Previous entry: Learning by assisting
Wednesday January 16 2008

Trawling through the educational “news” is to immerse oneself in an endless litany of disappointed hopes and missed targets.  So instead of writing about any of that today, I will write about another little detail that Irina Tyk mentioned in the talk she gave on Saturday.

It was to do with blending.  When you start teaching reading with the Butterfly Book, you don’t start with the names of the letters, but with the sounds they make.  (Names come later.) And right away, in lesson one, you are teaching blending.  You get a few sounds, the sounds made by a, n and t, and you start making little words out of them.  Ta.  At.  Na.  An.  Tan.  Ant.  Nan.  Tat.  Blending begins at once.  And no, I don’t know what “na” is either.  That doesn’t matter.  What matters is making the right noise.  What “ant” means is also digression.  Do not interrupt the teaching of reading with a lesson about insects, or asking whether the kid knows what an ant is.  (I used to do this.  Now, I will stop.)

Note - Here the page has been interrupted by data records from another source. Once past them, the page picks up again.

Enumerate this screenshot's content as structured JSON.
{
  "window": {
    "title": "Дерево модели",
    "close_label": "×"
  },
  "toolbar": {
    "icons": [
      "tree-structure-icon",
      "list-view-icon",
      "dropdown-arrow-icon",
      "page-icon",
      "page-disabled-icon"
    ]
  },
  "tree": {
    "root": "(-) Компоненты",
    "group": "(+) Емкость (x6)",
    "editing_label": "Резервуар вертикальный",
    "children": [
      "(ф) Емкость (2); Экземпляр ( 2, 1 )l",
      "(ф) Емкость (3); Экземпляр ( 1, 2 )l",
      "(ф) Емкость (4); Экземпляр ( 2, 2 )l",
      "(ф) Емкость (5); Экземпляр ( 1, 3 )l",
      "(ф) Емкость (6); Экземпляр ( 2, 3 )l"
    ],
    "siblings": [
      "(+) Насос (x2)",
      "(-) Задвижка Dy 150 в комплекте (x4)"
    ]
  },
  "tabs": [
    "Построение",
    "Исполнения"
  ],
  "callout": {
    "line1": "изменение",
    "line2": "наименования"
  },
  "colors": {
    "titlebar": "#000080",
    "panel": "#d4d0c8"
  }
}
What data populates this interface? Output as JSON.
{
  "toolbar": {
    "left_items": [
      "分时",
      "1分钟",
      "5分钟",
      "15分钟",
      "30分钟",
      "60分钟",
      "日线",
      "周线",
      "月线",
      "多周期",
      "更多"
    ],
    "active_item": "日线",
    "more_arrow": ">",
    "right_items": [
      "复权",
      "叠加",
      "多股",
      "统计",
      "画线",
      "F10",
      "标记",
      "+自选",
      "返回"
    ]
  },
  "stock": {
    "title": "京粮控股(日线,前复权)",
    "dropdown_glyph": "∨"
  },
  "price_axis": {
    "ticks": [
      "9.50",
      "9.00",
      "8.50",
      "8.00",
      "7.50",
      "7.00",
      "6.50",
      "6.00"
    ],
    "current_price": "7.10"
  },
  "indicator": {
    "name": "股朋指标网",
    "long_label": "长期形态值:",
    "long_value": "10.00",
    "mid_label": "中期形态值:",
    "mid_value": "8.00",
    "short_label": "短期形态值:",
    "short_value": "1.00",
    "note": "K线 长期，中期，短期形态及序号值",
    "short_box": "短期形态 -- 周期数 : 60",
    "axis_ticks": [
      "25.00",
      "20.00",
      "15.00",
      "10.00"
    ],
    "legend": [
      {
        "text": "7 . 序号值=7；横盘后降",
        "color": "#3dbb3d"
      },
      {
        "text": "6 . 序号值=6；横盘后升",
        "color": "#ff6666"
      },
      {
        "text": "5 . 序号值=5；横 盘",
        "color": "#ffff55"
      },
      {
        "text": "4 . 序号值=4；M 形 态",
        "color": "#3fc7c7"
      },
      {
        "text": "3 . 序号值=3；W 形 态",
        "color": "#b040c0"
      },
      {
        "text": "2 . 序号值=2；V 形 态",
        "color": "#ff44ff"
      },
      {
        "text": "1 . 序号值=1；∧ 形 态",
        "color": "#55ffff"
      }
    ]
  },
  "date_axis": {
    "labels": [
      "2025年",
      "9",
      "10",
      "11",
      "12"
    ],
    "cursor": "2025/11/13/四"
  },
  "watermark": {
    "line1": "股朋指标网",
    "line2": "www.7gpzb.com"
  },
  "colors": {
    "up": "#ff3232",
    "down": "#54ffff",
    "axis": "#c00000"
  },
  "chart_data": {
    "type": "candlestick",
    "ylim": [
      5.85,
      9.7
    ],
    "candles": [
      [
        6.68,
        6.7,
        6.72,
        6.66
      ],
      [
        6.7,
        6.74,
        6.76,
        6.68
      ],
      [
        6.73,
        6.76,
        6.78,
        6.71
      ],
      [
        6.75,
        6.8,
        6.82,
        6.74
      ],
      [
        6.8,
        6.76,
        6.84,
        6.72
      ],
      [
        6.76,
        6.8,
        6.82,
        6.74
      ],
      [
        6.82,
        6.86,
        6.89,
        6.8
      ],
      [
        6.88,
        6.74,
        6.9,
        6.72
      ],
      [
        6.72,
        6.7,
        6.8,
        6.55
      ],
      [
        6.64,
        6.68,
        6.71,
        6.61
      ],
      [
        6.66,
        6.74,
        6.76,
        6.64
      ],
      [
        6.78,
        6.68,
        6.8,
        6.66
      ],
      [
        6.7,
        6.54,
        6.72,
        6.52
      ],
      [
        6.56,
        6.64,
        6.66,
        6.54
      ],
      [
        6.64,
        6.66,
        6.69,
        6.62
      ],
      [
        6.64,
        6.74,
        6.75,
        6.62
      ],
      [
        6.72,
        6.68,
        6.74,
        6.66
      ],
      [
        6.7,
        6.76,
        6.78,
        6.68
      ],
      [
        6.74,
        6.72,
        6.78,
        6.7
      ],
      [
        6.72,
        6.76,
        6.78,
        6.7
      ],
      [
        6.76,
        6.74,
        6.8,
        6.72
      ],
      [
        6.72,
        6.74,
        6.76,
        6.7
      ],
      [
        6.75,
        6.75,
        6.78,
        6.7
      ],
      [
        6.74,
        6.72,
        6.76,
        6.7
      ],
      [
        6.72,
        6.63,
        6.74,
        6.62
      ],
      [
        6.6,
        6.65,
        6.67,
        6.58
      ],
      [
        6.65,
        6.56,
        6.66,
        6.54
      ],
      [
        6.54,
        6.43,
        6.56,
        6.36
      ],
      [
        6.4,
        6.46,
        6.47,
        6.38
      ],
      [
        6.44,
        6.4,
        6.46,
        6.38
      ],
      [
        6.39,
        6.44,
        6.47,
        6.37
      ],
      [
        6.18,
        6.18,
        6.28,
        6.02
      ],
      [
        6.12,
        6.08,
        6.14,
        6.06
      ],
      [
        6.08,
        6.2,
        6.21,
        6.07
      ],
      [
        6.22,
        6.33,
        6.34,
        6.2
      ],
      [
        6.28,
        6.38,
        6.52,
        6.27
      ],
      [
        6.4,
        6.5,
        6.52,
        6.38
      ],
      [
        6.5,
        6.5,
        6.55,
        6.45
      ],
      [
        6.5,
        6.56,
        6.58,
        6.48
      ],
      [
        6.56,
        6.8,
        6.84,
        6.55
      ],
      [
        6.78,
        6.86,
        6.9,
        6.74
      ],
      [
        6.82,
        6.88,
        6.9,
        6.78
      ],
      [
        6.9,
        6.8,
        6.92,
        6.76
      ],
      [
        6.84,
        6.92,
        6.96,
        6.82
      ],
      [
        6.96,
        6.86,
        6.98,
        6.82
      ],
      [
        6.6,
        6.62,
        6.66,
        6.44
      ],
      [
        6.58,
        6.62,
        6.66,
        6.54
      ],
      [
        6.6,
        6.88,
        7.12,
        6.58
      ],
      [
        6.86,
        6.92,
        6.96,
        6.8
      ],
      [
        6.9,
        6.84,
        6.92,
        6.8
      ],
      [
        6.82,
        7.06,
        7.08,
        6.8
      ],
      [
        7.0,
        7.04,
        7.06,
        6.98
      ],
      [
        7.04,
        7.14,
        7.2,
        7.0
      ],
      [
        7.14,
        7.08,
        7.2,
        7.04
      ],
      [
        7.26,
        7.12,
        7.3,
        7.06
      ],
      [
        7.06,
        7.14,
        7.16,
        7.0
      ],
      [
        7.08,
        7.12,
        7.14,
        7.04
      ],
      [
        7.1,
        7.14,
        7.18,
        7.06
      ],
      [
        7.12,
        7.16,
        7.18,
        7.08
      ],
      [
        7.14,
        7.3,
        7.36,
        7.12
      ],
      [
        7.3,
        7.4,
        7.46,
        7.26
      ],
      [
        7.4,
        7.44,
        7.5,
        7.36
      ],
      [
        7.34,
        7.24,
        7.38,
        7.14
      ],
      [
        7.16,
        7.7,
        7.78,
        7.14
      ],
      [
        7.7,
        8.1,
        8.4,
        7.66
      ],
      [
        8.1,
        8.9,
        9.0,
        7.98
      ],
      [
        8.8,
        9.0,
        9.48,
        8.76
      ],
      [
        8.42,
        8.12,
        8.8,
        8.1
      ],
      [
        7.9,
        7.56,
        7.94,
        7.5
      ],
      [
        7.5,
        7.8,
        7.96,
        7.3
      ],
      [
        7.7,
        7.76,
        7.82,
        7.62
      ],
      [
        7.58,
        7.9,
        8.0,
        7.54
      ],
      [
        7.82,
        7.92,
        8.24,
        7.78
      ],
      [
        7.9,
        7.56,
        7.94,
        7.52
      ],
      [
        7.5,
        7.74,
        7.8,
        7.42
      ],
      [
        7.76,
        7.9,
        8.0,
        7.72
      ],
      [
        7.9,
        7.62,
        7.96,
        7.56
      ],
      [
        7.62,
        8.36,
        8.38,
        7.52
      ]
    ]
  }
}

Anyway, what Irina Tyk said was that what you must not do when teaching blending is assemble a number of separate syllables, and then try to put them together.  So, if the task is to get the child to read “together”, what you do not do is break together up into “to”, “geth” and “er”, and then try to bolt all that ... together.  Blending is done from left to right.  If you do need to soften the complexity of it, then cover up “gether” behind a bit of card, leaving only “to” visible.  Then slide your card rightwards, and leave “togeth” visible.  Then slide it again, revealing all of “together”.  You should not cover up “togeth” in order to show that the end goes “er”.

Interesting.  Well, I think so.  In general, Irina Tyk gave me a lot of confidence that she knows exactly how to teach people to read, with all extraneous stuff stripped out of the process.  So if on some particular matter I don’t get why she says whatever she says, I am inclined to take her word for it.